As far back as May it was being enthusiastically reported that Foxconn Electronics was on the cusp of announcing an iPhone plant in the State of Maharashtra whose capital is Mumbai. Once again, no news follow-up confirmed that development which would have made international headlines.
We're learning today that indeed Foxconn is opening a smartphone plant in India – but it's not for Apple. It's being reported by Chinese-language Commercial Times that Foxconn will begin manufacturing smartphones in India for OnePlus, a Chinese smartphone vendor. Production is set to begin in Q4 2016 according to report.
OnePlus, which previously focused on online trading in the India market, also plans to build its first experience shop in Bengaluru to push sales in the local market, said the paper. India is currently the third largest market for OnePlus, noted the paper.
This saga of an iPhone Plant not being announced in India is now a bit of a mystery, but not totally. Foxconn obviously can't commit to opening an iPhone Plant unless Apple is committed to the plan. So what is the holdup? The Indian government has been true to form; open a plant, get permission to open a store. It's that simple. But not for Apple.
Of course matters are getting more complicated now with Apple opening a plant because India is now demanding that Apple devices be embedded with a new Government biometric security system.
We reported earlier this month that "India's relationship with the global tech industry has become increasingly fraught. This year alone, the government has banned Facebook's free web service and declined to exempt Apple from local sourcing rules and open its own stores. Now India could force companies to use technology cooked up in a government-funded lab."

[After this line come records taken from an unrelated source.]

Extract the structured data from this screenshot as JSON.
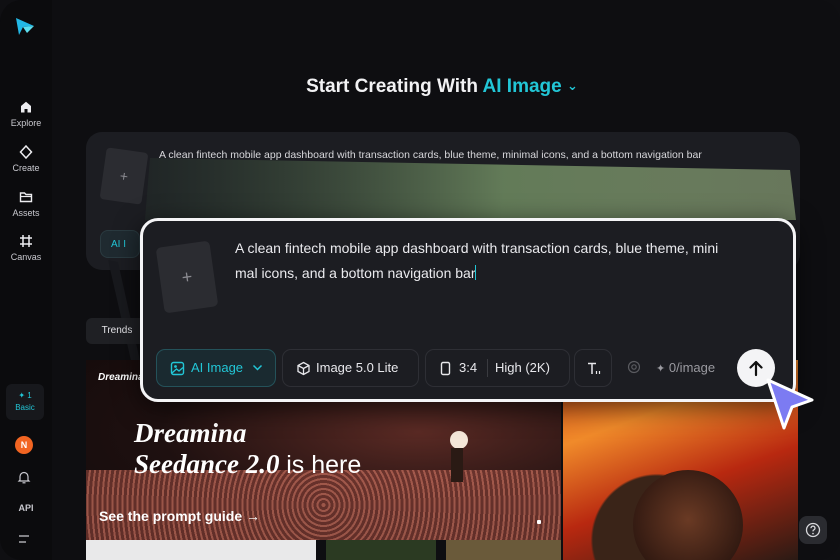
{
  "sidebar": {
    "items": [
      {
        "label": "Explore",
        "icon": "home-icon"
      },
      {
        "label": "Create",
        "icon": "sparkle-diamond-icon"
      },
      {
        "label": "Assets",
        "icon": "folder-icon"
      },
      {
        "label": "Canvas",
        "icon": "canvas-grid-icon"
      }
    ],
    "plan": {
      "credits": "✦ 1",
      "tier": "Basic"
    },
    "avatar_initial": "N",
    "api_label": "API"
  },
  "heading": {
    "prefix": "Start Creating With",
    "mode": "AI Image",
    "chevron": "⌄"
  },
  "background_prompt": {
    "text": "A clean fintech mobile app dashboard with transaction cards, blue theme, minimal icons, and a bottom navigation bar",
    "chip_label": "AI I"
  },
  "trends_tab": "Trends",
  "gallery": {
    "promo": {
      "brand": "Dreamina",
      "title_line1": "Dreamina",
      "title_line2": "Seedance 2.0",
      "title_tail": "is here",
      "guide_link": "See the prompt guide →"
    }
  },
  "prompt_card": {
    "text_line1": "A clean fintech mobile app dashboard with transaction cards, blue theme, mini",
    "text_line2": "mal icons, and a bottom navigation bar",
    "upload_symbol": "+",
    "tools": {
      "mode": "AI Image",
      "model": "Image 5.0 Lite",
      "ratio": "3:4",
      "quality": "High (2K)",
      "credits": "0/image"
    }
  },
  "colors": {
    "accent": "#22c6d6",
    "background": "#0e0e11",
    "card": "#1c1d22",
    "cursor": "#7c7bf2"
  }
}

The report further noted that the new Indian Government "initiative is part of a national biometric identity program called Aadhaar (Hindi for foundation). Millions of Indians use fingerprint and iris-scan authentication to access a range of public and private services that now includes banking. Failure to join the effort could limit the tech industry's access to a vast and growing market, but companies like Apple and Google are expected to resist opening up their phones and operating systems to the Indian registration, encryption and security technology. In fact, Bloomberg reported that Apple didn't even attend the Government meeting over the new system.

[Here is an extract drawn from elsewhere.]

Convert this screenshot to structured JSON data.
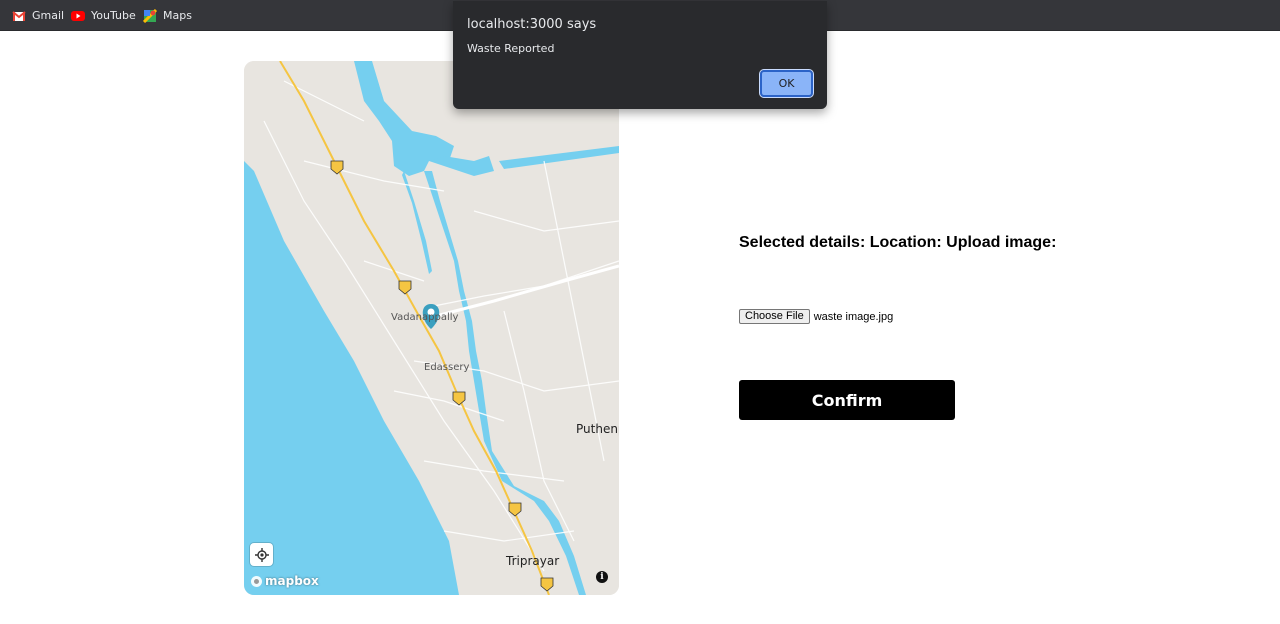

While Samsung was quick to cave to India's demands, Apple is obviously in a tough position. Any bending here would open a can of worms with the EU and with US authorities including the DOJ about back doors to work around encryption.

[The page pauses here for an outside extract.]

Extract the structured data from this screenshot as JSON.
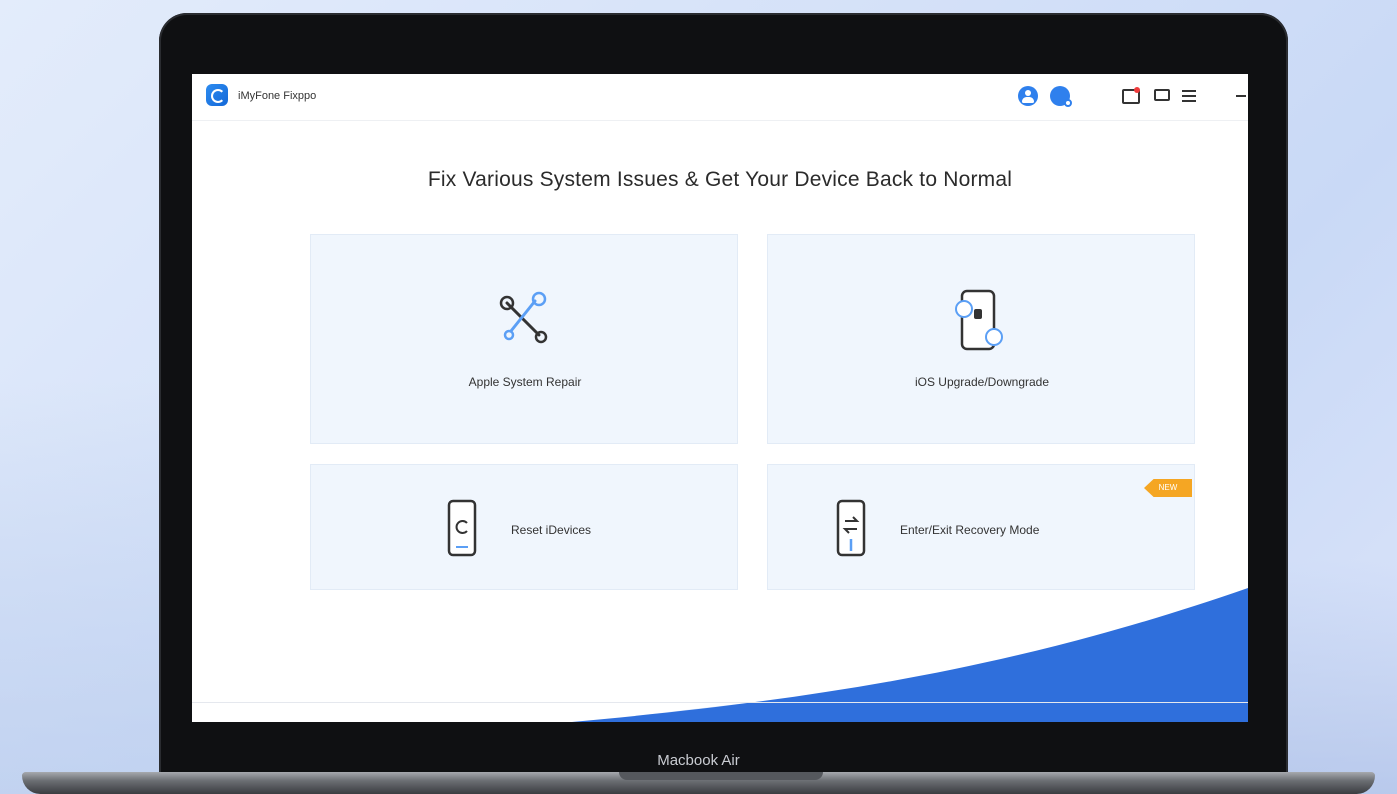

Until the government drops their demands of Apple devices having to carry the new Indian security system on iOS devices and likely Macs, the news of an Apple plant is likely to fade into history. Without major intervention by Prime Minister Modi on this issue, Apple and other US companies will be forced to see this as a means of market protectionism and only a trade war will help to end this stalemate. And the way the U.S. government feels about wanting Apple to bend on security themselves, it's looking like this is going to be a painful time for Apple. They can't go along with an Indian security system, but they can't be locked out of the next great market for Apple products.
Stay tuned because this is going to take some time for all of this to play and be worked out between all parties